→ TASK DESCRIPTION
Please go through the records below and return every line holding the word "details".

→ SOURCE MATERIAL
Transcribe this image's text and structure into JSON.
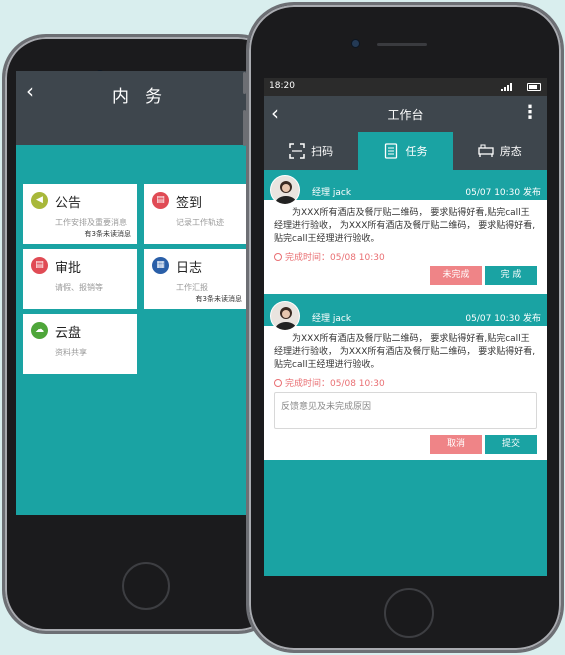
{
  "left_app": {
    "back_icon": "back-chevron-icon",
    "title": "内务",
    "cards": [
      {
        "name": "公告",
        "desc": "工作安排及重要消息",
        "note": "有3条未读消息",
        "icon": "megaphone-icon",
        "color": "#a8b83a"
      },
      {
        "name": "签到",
        "desc": "记录工作轨迹",
        "note": "",
        "icon": "checkin-icon",
        "color": "#e04b55"
      },
      {
        "name": "审批",
        "desc": "请假、报销等",
        "note": "",
        "icon": "approval-icon",
        "color": "#e04b55"
      },
      {
        "name": "日志",
        "desc": "工作汇报",
        "note": "有3条未读消息",
        "icon": "log-icon",
        "color": "#2a5fa8"
      },
      {
        "name": "云盘",
        "desc": "资料共享",
        "note": "",
        "icon": "cloud-icon",
        "color": "#4ea63a"
      }
    ]
  },
  "right_app": {
    "status_bar": {
      "time": "18:20"
    },
    "header": {
      "title": "工作台"
    },
    "tabs": [
      {
        "label": "扫码",
        "icon": "scan-icon",
        "active": false
      },
      {
        "label": "任务",
        "icon": "document-icon",
        "active": true
      },
      {
        "label": "房态",
        "icon": "bed-icon",
        "active": false
      }
    ],
    "tasks": [
      {
        "manager": "经理  jack",
        "date": "05/07  10:30 发布",
        "body": "为XXX所有酒店及餐厅贴二维码，  要求贴得好看,贴完call王经理进行验收，  为XXX所有酒店及餐厅贴二维码，  要求贴得好看,贴完call王经理进行验收。",
        "done_time": "完成时间：05/08 10:30",
        "btn_left": "未完成",
        "btn_right": "完 成"
      },
      {
        "manager": "经理  jack",
        "date": "05/07  10:30 发布",
        "body": "为XXX所有酒店及餐厅贴二维码，  要求贴得好看,贴完call王经理进行验收，  为XXX所有酒店及餐厅贴二维码，  要求贴得好看,贴完call王经理进行验收。",
        "done_time": "完成时间：05/08 10:30",
        "feedback_placeholder": "反馈意见及未完成原因",
        "btn_left": "取消",
        "btn_right": "提交"
      }
    ]
  },
  "colors": {
    "accent": "#1aa3a3",
    "header": "#3e464d",
    "warning": "#ef8487"
  }
}
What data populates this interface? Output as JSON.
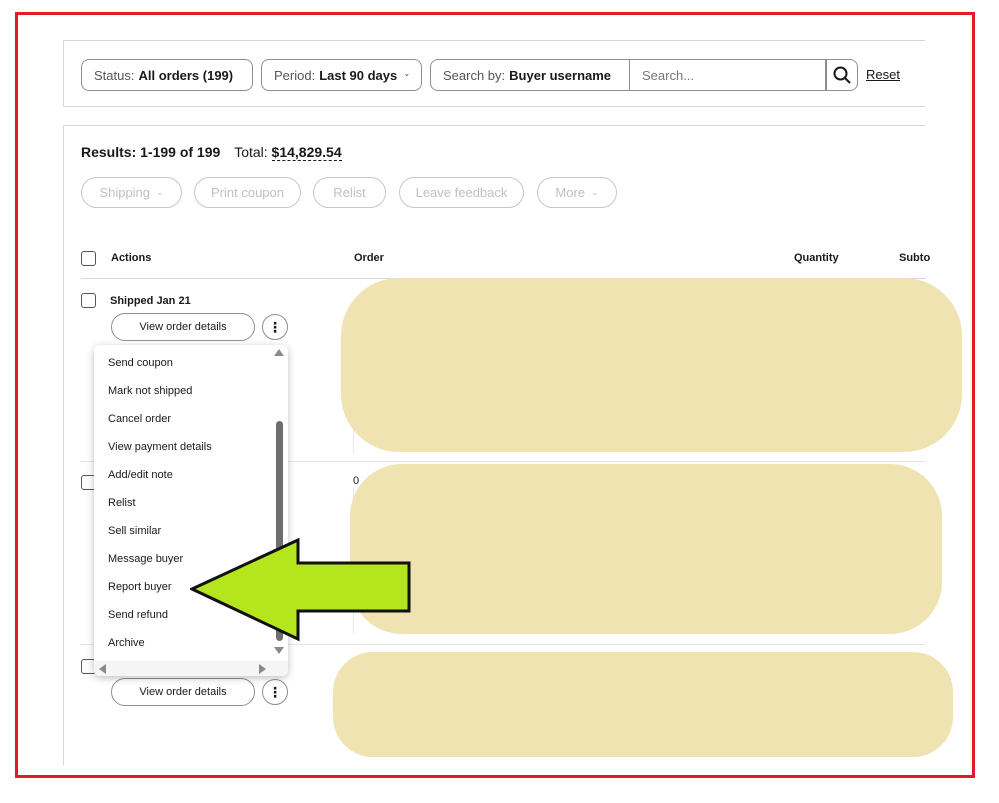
{
  "filters": {
    "status_label": "Status:",
    "status_value": "All orders (199)",
    "period_label": "Period:",
    "period_value": "Last 90 days",
    "searchby_label": "Search by:",
    "searchby_value": "Buyer username",
    "search_placeholder": "Search...",
    "reset": "Reset"
  },
  "results": {
    "range_label": "Results: 1-199 of 199",
    "total_label": "Total:",
    "total_value": "$14,829.54"
  },
  "bulk_actions": [
    "Shipping",
    "Print coupon",
    "Relist",
    "Leave feedback",
    "More"
  ],
  "columns": {
    "actions": "Actions",
    "order": "Order",
    "quantity": "Quantity",
    "subtotal": "Subto"
  },
  "rows": [
    {
      "status": "Shipped Jan 21",
      "button": "View order details"
    },
    {
      "status": "",
      "order_fragment": "0"
    },
    {
      "status": "",
      "button": "View order details"
    }
  ],
  "menu_items": [
    "Send coupon",
    "Mark not shipped",
    "Cancel order",
    "View payment details",
    "Add/edit note",
    "Relist",
    "Sell similar",
    "Message buyer",
    "Report buyer",
    "Send refund",
    "Archive"
  ],
  "colors": {
    "frame": "#e21b2a",
    "arrow_fill": "#b5e61d",
    "redaction": "#efe3b2"
  }
}
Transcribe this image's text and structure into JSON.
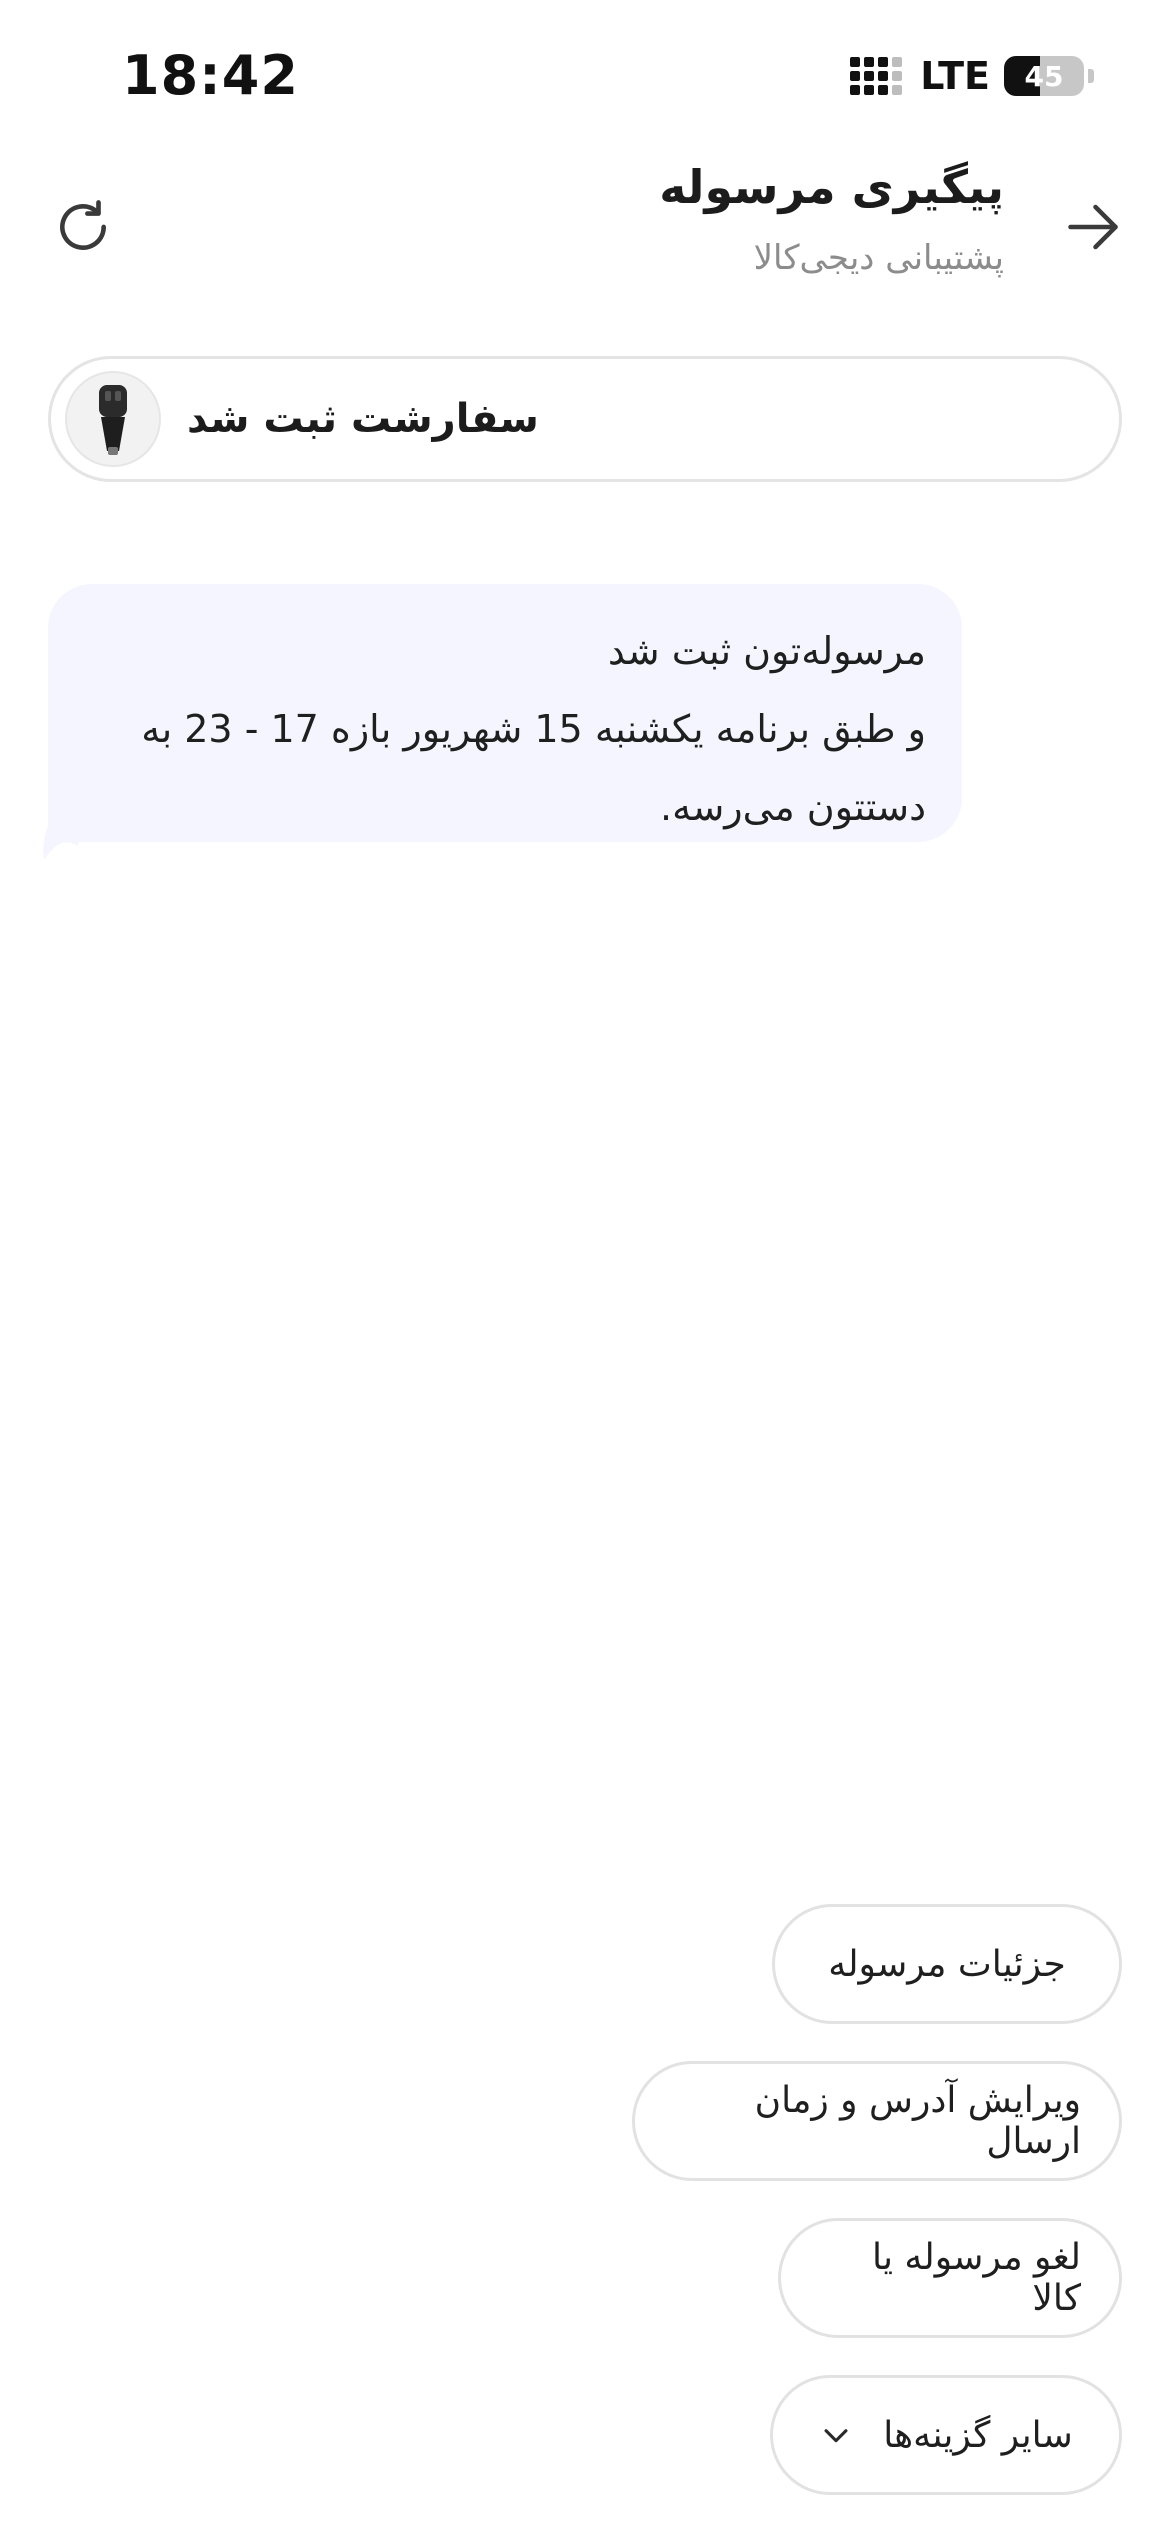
{
  "status_bar": {
    "time": "18:42",
    "network": "LTE",
    "battery": "45",
    "battery_level": 0.45
  },
  "header": {
    "title": "پیگیری مرسوله",
    "subtitle": "پشتیبانی دیجی‌کالا",
    "back_icon": "arrow-right-icon",
    "refresh_icon": "refresh-icon"
  },
  "order": {
    "label": "سفارشت ثبت شد",
    "thumbnail_icon": "car-charger-icon"
  },
  "message": {
    "line1": "مرسوله‌تون ثبت شد",
    "line2": "و طبق برنامه یکشنبه 15 شهریور بازه 17 - 23 به",
    "line3": "دستتون می‌رسه."
  },
  "actions": {
    "details": "جزئیات مرسوله",
    "edit": "ویرایش آدرس و زمان ارسال",
    "cancel": "لغو مرسوله یا کالا",
    "more": "سایر گزینه‌ها",
    "more_icon": "chevron-down-icon"
  },
  "colors": {
    "bubble_bg": "#f4f5fe",
    "border": "#e2e2e2",
    "muted_text": "#8c8c8c"
  }
}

→ RESPONSE
      "button": "View order details"
      "button": "View order details"
    "View payment details",
    "details": "جزئیات مرسوله",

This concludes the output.